“I Test Drove a Saddlebred” had such a great response yesterday, I felt compelled to share the story of the best cross-country horse I’ve ever owned, whom we lost two years ago today.
Maggie came into my life as unexpectedly as she exited it. I was driving to the barn and a trainer friend of a friend called to tell me about a mare she needed to unload, and fast. She described the horse as having done a bit of jumping and dressage, and said she was sound as the day she was born but most recently had been collecting dust in a field in Virginia. I still to this day have no idea what I was thinking when those three words leapt impulsively out of my mouth: “I’ll take her.”
The inevitable What have I done? moment arrived about a week later, when a fat bay mare with a long, matted mane and a rampant case of rainrot stepped off the trailer at my farm. Her eyes, though, were something else: shiny and coal-black, smoking with an expression of street-smart independence. “I can take care of myself,” they seemed to say. “I don’t need you. I don’t need anyone.”
I gradually put her into work, and her fitness increased in direct relation to her fiestiness. She was headstrong on the flat but incredibly bold over fences, and within two years she was confidently eventing at the prelim level. She loved cross-country more than anything and always gave me the feeling that if I’d pointed her at the moon, she would have jumped it–or tried, at least.
At some point, I decided to look into her past to see if I could find anything out about her breeding or where she’d come from. Nothing seemed to add up. Her hotness indicated thoroughbred, and that’s what I registered her as with the USEA, but she had no tattoo and didn’t look the type–she was stocky and big-boned, with a neck set high on her shoulder. Her flamboyant movement, marked by an extravagant front end that just seemed to go up and up, indicated warmblood… or something else entirely. Another distinguishing physical characteristic was her physical toughness–she never took an off step as long as I owned her.
After contacting her past three owners, I’d traced her back to a nameless Tennessee Walking Horse trainer in Crossville, TN, where she’d been in training as a young horse. I put an ad on Craig’s List to see if anyone in the area recognized her, but being a plain bay mare in the heart of Walking Horse country, it was to no avail. Apparently, she was purchased from the trainer to be shown by a junior rider in Tennessee Walking Horse jumping classes but turned out to be too much for the girl, who sold her to her vet, who sold her to the h/j trainer I’d gotten her from.
Upon the recommendation of a friend, I skeptically contacted an animal communicator to see if she could shed some light on her origins. Without prompting and with only rudimentary information about my horse (name/age/color), the communicator said she saw images of Maggie in the past with something heavy and painful tied around her ankles, and of being cornered in a stall by a man. I started crying when I heard that. Maggie’s fighter personality suddenly made sense.
As much as I loved Maggie, I had two more horses waiting patiently in the wings for my attention, and I had neither the time or finances to campaign three horses at once.
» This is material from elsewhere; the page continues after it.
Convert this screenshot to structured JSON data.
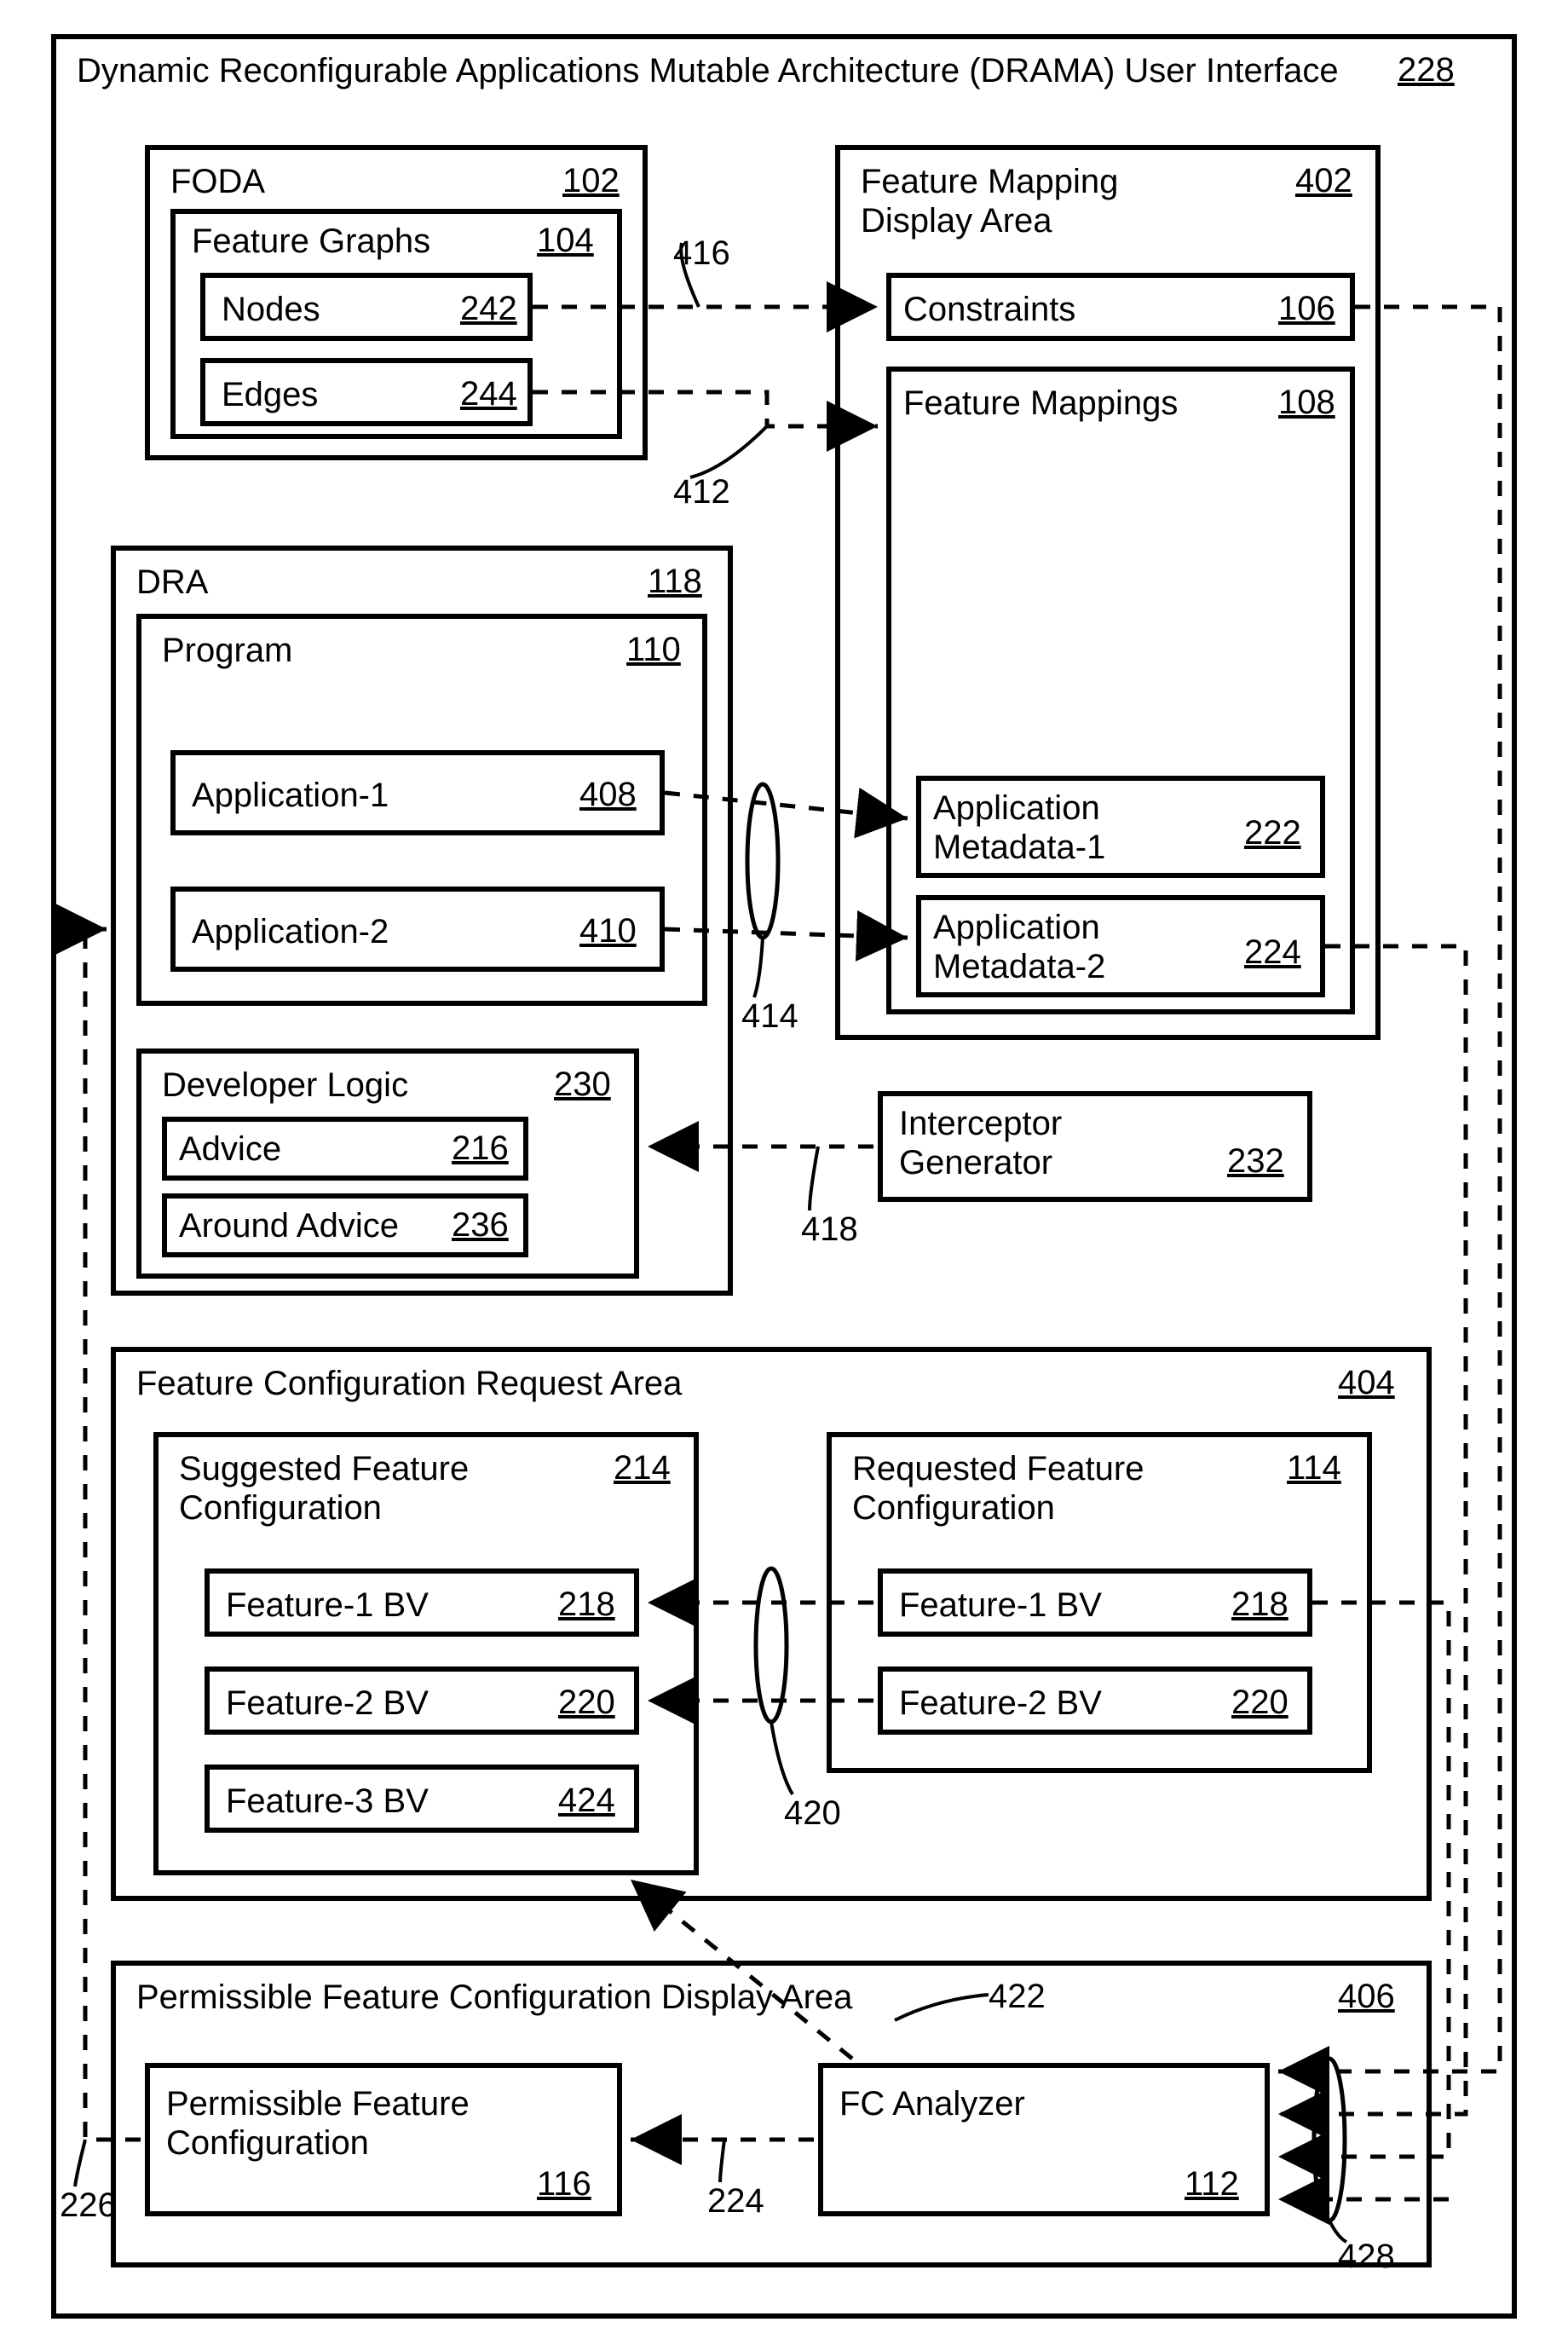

I knew Maggie could have a great life making someone else’s cross-country dreams come true, and the perfect buyer emerged almost immediately, and they clicked, and she didn’t even mind Maggie’s unorthodox breeding, so I knew that it was fate. As I watched the trailer pull away, whisking Maggie away to a wonderful home in Texas, I knew in my heart that I’d done the right thing.
Less than a month later, I got the nightmare phone call: Maggie had ruptured her colon, and they couldn’t save her. The new owner and I both were devastated. That was two years ago today.
I miss you, Maggie. Thank you for reminding us that no matter what body we’re born into, not matter what difficulties obstruct our path, no matter what people’s expectations are for us, if we stay strong and follow our hearts, we’ll find our place in the world.